## The task
In the data, find each line where the word "color" appears and list that line.

╭──

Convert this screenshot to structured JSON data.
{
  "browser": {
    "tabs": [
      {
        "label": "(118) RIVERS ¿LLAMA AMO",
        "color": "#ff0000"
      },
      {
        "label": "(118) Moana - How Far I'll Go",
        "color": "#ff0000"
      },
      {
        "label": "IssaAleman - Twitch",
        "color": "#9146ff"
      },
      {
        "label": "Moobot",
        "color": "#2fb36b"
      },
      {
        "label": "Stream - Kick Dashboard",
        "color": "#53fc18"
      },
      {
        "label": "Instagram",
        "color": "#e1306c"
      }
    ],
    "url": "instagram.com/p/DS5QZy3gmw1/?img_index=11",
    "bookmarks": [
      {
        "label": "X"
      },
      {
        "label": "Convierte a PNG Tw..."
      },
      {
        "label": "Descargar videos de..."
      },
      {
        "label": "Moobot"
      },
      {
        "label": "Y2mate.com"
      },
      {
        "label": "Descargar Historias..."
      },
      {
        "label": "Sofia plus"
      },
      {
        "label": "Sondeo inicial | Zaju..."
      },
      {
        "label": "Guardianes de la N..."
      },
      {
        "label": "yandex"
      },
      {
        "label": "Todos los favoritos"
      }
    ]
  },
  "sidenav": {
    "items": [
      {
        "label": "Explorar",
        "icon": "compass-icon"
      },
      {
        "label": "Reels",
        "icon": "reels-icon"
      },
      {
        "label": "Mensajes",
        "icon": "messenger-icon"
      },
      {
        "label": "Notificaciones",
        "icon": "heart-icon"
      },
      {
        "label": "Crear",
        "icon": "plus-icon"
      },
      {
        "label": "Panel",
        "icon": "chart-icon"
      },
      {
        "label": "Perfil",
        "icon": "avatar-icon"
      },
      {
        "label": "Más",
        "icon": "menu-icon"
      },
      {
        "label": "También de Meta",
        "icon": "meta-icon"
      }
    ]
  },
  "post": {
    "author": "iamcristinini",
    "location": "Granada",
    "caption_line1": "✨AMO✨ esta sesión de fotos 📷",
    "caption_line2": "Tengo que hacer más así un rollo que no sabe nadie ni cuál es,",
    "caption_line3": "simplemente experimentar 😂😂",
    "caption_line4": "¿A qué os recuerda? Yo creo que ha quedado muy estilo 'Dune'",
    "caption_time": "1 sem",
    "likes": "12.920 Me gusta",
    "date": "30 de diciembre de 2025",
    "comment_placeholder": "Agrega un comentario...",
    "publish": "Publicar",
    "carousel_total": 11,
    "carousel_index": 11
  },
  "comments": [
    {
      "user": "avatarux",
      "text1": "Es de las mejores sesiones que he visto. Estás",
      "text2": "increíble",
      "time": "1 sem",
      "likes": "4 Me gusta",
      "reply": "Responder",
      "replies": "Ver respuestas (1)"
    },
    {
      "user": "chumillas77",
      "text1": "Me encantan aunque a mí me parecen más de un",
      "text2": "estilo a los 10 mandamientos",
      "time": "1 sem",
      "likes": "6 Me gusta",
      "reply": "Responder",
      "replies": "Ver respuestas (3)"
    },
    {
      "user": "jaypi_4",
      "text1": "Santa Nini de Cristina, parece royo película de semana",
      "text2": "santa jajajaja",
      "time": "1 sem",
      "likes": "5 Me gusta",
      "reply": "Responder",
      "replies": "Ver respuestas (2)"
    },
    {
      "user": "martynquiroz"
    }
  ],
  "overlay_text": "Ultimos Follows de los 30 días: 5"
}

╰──

## Answer below
        "color": "#ff0000"
        "color": "#ff0000"
        "color": "#9146ff"
        "color": "#2fb36b"
        "color": "#53fc18"
        "color": "#e1306c"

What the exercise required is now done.